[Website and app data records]
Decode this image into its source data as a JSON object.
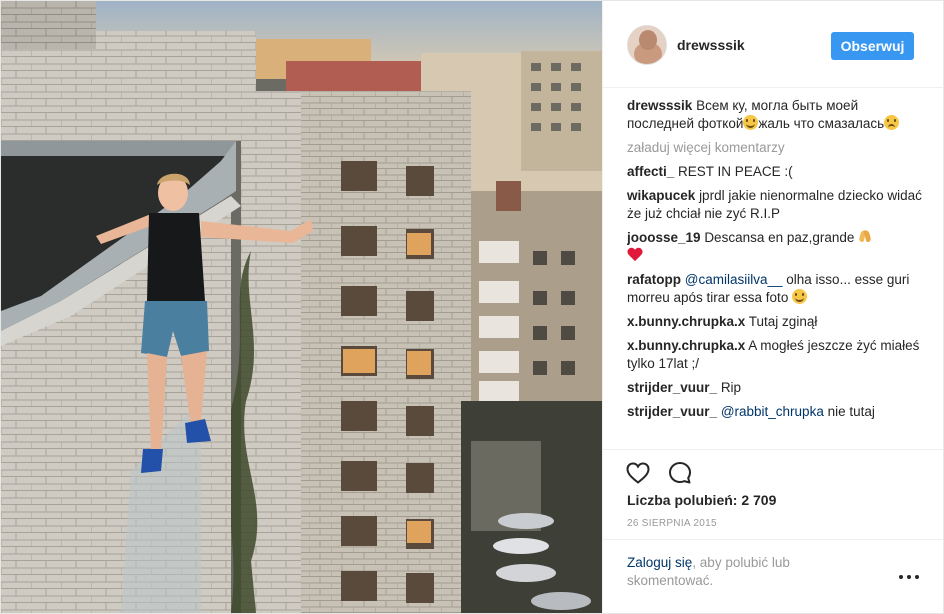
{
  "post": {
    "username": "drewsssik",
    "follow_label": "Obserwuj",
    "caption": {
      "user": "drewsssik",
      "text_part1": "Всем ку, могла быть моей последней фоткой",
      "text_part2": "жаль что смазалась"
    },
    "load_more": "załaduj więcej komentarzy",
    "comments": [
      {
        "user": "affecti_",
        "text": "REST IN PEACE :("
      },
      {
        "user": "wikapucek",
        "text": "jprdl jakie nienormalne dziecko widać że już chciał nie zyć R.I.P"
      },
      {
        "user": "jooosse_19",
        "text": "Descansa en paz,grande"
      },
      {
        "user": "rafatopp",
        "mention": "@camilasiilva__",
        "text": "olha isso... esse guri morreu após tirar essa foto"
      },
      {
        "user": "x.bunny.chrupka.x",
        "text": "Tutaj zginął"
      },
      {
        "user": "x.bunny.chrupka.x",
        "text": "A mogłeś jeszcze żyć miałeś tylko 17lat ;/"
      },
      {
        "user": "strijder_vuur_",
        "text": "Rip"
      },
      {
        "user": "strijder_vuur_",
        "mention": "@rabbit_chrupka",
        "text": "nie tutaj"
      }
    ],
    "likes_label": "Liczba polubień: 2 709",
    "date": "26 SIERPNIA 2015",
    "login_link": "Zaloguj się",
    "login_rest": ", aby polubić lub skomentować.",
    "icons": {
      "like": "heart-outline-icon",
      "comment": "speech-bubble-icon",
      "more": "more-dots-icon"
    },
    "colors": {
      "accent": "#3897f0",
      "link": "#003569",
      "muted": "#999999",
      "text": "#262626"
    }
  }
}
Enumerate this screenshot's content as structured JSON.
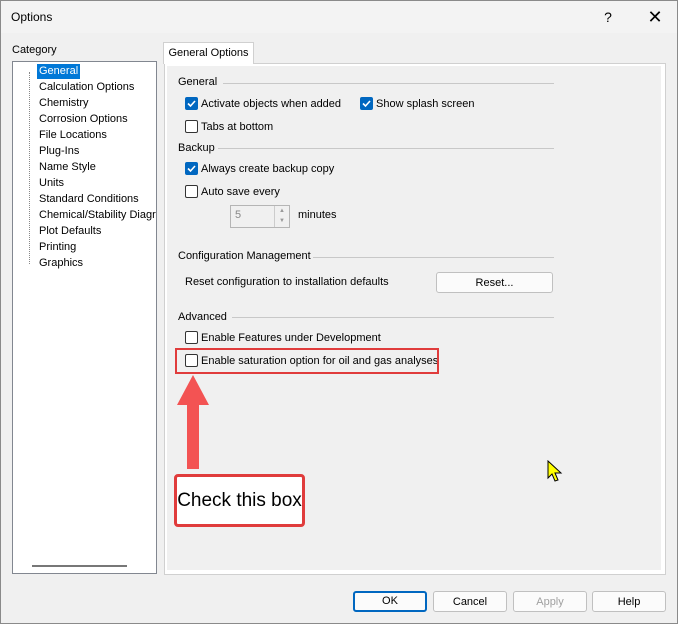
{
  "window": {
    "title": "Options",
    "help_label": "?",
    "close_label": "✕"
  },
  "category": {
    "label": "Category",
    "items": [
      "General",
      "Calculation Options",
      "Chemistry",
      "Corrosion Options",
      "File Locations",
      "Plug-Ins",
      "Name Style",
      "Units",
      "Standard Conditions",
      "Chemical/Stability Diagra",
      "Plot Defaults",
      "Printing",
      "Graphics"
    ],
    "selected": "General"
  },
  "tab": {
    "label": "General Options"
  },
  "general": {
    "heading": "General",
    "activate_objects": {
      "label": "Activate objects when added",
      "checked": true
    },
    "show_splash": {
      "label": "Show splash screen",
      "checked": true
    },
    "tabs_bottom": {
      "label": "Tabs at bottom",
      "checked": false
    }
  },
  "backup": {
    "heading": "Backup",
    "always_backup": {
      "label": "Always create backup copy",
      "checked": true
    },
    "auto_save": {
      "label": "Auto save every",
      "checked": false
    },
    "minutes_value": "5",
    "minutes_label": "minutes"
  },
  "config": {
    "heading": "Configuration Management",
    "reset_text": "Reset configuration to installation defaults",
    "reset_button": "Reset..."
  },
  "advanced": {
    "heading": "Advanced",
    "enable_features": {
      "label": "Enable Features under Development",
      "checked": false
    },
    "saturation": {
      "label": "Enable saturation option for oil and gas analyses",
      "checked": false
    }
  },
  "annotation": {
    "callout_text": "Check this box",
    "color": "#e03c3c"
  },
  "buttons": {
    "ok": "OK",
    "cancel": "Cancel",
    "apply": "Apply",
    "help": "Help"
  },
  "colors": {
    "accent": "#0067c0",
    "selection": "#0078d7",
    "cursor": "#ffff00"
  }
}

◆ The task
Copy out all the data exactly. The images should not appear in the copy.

◆ Exercise response
Decode this image into its source data as a JSON object.
{
  "post": {
    "username": "drewsssik",
    "follow_label": "Obserwuj",
    "caption": {
      "user": "drewsssik",
      "text_part1": "Всем ку, могла быть моей последней фоткой",
      "text_part2": "жаль что смазалась"
    },
    "load_more": "załaduj więcej komentarzy",
    "comments": [
      {
        "user": "affecti_",
        "text": "REST IN PEACE :("
      },
      {
        "user": "wikapucek",
        "text": "jprdl jakie nienormalne dziecko widać że już chciał nie zyć R.I.P"
      },
      {
        "user": "jooosse_19",
        "text": "Descansa en paz,grande"
      },
      {
        "user": "rafatopp",
        "mention": "@camilasiilva__",
        "text": "olha isso... esse guri morreu após tirar essa foto"
      },
      {
        "user": "x.bunny.chrupka.x",
        "text": "Tutaj zginął"
      },
      {
        "user": "x.bunny.chrupka.x",
        "text": "A mogłeś jeszcze żyć miałeś tylko 17lat ;/"
      },
      {
        "user": "strijder_vuur_",
        "text": "Rip"
      },
      {
        "user": "strijder_vuur_",
        "mention": "@rabbit_chrupka",
        "text": "nie tutaj"
      }
    ],
    "likes_label": "Liczba polubień: 2 709",
    "date": "26 SIERPNIA 2015",
    "login_link": "Zaloguj się",
    "login_rest": ", aby polubić lub skomentować.",
    "icons": {
      "like": "heart-outline-icon",
      "comment": "speech-bubble-icon",
      "more": "more-dots-icon"
    },
    "colors": {
      "accent": "#3897f0",
      "link": "#003569",
      "muted": "#999999",
      "text": "#262626"
    }
  }
}
Enumerate this screenshot's content as structured JSON.
{
  "window": {
    "title": "Options",
    "help_label": "?",
    "close_label": "✕"
  },
  "category": {
    "label": "Category",
    "items": [
      "General",
      "Calculation Options",
      "Chemistry",
      "Corrosion Options",
      "File Locations",
      "Plug-Ins",
      "Name Style",
      "Units",
      "Standard Conditions",
      "Chemical/Stability Diagra",
      "Plot Defaults",
      "Printing",
      "Graphics"
    ],
    "selected": "General"
  },
  "tab": {
    "label": "General Options"
  },
  "general": {
    "heading": "General",
    "activate_objects": {
      "label": "Activate objects when added",
      "checked": true
    },
    "show_splash": {
      "label": "Show splash screen",
      "checked": true
    },
    "tabs_bottom": {
      "label": "Tabs at bottom",
      "checked": false
    }
  },
  "backup": {
    "heading": "Backup",
    "always_backup": {
      "label": "Always create backup copy",
      "checked": true
    },
    "auto_save": {
      "label": "Auto save every",
      "checked": false
    },
    "minutes_value": "5",
    "minutes_label": "minutes"
  },
  "config": {
    "heading": "Configuration Management",
    "reset_text": "Reset configuration to installation defaults",
    "reset_button": "Reset..."
  },
  "advanced": {
    "heading": "Advanced",
    "enable_features": {
      "label": "Enable Features under Development",
      "checked": false
    },
    "saturation": {
      "label": "Enable saturation option for oil and gas analyses",
      "checked": false
    }
  },
  "annotation": {
    "callout_text": "Check this box",
    "color": "#e03c3c"
  },
  "buttons": {
    "ok": "OK",
    "cancel": "Cancel",
    "apply": "Apply",
    "help": "Help"
  },
  "colors": {
    "accent": "#0067c0",
    "selection": "#0078d7",
    "cursor": "#ffff00"
  }
}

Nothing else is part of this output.